**Goal of the exercise:**
Locate all lines in the data below that hold "JSON" and show them.

========================

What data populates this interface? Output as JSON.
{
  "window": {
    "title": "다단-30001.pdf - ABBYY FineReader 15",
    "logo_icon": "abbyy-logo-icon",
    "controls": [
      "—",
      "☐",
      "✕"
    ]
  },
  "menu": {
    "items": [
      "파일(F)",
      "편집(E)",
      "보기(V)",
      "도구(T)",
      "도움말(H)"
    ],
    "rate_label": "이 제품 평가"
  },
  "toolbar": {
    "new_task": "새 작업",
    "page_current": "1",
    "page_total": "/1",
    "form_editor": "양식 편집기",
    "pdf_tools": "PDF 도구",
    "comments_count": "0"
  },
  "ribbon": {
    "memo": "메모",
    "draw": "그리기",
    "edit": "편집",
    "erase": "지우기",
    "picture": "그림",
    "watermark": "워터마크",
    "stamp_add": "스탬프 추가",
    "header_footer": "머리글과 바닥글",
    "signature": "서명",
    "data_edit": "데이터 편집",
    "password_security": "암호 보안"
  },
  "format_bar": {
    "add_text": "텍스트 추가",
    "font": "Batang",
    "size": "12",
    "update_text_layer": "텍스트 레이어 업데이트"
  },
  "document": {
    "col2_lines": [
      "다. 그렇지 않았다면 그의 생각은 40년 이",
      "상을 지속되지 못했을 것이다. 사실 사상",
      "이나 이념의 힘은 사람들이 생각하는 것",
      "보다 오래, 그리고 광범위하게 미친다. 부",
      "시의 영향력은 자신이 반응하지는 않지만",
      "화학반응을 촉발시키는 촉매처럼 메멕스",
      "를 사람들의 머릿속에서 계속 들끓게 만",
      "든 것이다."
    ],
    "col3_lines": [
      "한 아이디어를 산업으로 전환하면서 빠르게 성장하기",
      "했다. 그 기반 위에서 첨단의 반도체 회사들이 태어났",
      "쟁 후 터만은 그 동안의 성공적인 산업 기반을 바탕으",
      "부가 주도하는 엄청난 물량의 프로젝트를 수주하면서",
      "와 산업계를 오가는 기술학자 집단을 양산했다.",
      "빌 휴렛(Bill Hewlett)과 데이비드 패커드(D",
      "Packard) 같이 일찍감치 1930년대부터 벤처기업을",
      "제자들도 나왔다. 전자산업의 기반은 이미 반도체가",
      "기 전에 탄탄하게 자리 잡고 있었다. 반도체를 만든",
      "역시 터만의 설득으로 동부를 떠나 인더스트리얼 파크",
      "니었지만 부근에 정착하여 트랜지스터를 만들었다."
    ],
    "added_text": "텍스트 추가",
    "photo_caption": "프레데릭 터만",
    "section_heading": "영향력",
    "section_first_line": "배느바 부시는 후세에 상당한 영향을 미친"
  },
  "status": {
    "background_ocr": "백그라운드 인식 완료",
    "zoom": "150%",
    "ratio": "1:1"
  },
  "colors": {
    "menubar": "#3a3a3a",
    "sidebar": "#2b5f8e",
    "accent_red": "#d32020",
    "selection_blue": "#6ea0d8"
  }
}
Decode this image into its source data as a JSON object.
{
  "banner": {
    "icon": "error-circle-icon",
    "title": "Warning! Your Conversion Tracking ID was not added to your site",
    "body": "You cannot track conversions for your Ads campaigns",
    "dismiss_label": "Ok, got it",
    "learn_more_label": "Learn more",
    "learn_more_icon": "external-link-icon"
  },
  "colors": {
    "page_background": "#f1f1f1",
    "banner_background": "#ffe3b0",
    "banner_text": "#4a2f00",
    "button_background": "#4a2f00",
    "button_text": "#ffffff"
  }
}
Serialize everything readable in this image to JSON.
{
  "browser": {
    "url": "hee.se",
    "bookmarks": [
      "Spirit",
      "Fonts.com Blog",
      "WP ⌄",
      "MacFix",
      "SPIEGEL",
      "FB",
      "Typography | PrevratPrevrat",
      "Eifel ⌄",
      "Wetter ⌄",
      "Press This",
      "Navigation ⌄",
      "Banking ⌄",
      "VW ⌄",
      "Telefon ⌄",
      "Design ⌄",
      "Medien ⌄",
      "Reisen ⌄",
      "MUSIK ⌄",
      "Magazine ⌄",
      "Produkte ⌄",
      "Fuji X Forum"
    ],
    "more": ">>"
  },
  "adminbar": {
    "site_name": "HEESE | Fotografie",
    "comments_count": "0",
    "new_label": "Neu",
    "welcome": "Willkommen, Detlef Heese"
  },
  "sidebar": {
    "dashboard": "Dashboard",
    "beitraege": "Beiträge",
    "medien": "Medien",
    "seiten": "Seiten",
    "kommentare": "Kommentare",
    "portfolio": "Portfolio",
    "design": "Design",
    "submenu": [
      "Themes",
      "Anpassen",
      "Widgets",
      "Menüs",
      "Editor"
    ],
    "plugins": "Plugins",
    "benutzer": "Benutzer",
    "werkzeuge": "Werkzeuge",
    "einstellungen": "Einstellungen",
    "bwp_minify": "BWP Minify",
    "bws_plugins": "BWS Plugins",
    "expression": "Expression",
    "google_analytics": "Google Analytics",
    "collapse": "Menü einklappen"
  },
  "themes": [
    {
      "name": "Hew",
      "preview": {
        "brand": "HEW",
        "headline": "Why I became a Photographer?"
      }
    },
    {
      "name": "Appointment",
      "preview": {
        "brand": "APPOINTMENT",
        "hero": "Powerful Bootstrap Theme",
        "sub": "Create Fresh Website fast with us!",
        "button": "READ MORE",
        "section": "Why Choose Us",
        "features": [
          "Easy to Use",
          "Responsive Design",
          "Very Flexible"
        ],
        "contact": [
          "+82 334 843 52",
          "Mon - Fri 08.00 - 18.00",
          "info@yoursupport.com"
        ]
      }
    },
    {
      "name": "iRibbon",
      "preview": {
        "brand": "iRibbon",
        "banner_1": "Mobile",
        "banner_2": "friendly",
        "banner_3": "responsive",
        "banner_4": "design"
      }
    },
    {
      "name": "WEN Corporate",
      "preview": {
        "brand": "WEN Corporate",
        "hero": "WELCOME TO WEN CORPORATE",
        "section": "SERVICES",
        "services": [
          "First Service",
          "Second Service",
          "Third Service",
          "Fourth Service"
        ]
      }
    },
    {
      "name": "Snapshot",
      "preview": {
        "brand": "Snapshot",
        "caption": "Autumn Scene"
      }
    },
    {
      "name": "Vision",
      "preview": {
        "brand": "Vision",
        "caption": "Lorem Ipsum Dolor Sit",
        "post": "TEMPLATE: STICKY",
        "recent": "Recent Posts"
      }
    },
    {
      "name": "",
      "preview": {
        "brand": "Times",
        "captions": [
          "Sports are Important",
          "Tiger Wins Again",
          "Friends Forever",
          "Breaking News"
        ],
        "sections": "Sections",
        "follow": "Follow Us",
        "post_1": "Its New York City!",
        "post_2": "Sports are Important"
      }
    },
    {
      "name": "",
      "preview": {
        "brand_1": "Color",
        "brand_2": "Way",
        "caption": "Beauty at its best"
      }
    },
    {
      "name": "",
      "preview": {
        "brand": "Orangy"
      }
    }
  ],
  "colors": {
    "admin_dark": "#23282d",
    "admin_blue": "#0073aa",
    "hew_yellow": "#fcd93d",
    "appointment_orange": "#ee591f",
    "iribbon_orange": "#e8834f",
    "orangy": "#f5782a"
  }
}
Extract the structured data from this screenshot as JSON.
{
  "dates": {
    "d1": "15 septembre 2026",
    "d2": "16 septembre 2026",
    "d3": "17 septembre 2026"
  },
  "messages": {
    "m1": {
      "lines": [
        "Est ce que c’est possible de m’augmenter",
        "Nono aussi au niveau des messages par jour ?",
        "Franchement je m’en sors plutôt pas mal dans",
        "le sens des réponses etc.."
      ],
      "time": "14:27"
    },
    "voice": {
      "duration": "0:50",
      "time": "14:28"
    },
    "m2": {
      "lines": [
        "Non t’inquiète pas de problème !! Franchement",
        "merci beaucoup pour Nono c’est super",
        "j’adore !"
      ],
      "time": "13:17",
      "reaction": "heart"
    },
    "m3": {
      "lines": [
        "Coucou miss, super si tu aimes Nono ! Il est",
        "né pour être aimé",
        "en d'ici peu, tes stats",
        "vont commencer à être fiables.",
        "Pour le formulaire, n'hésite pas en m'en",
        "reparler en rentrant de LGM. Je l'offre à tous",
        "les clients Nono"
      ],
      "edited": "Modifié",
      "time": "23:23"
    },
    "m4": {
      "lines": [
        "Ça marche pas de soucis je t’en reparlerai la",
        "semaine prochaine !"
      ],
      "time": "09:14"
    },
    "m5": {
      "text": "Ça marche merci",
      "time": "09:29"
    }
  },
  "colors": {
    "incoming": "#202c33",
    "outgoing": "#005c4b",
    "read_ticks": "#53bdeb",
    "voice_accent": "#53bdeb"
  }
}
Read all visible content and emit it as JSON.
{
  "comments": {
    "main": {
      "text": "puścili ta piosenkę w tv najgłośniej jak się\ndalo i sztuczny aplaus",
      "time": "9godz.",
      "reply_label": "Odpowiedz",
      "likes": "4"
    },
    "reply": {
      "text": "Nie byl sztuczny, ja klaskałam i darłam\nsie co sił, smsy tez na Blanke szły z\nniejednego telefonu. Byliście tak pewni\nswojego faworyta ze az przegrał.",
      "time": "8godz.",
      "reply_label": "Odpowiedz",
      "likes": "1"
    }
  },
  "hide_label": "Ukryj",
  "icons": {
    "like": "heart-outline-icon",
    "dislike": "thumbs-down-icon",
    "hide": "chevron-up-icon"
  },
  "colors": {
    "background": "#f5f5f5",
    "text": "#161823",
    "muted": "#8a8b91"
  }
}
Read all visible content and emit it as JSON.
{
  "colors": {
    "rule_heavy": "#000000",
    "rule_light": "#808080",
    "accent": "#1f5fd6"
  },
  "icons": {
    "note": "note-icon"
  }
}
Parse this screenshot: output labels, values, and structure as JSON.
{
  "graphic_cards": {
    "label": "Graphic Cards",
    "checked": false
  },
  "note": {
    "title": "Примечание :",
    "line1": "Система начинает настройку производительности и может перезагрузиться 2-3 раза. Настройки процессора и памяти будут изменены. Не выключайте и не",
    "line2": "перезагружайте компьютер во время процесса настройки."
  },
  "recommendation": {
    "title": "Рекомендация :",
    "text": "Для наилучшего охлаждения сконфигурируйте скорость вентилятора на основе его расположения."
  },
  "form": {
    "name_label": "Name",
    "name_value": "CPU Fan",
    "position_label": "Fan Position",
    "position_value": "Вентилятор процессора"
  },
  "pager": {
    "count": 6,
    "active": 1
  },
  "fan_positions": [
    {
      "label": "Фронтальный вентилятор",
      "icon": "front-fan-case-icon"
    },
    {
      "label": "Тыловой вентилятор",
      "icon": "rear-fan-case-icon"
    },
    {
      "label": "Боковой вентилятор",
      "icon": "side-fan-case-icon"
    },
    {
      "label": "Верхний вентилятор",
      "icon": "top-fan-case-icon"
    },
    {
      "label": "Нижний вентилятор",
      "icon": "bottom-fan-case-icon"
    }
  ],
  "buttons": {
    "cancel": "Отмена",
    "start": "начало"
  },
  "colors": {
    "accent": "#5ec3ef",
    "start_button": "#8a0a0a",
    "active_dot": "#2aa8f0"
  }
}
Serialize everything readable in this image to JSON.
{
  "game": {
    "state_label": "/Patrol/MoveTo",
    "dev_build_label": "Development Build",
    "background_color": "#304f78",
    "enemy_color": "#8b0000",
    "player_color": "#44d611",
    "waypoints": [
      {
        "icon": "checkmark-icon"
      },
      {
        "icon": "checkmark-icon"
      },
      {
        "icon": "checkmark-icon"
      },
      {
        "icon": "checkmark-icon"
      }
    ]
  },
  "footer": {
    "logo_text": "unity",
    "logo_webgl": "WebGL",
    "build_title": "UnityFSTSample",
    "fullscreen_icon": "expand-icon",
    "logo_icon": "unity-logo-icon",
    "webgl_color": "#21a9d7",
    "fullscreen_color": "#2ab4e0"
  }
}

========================

**Expected output:**
What data populates this interface? Output as JSON.
Decode this image into its source data as a JSON object.
Serialize everything readable in this image to JSON.
Extract the structured data from this screenshot as JSON.
Read all visible content and emit it as JSON.
Read all visible content and emit it as JSON.
Parse this screenshot: output labels, values, and structure as JSON.
Serialize everything readable in this image to JSON.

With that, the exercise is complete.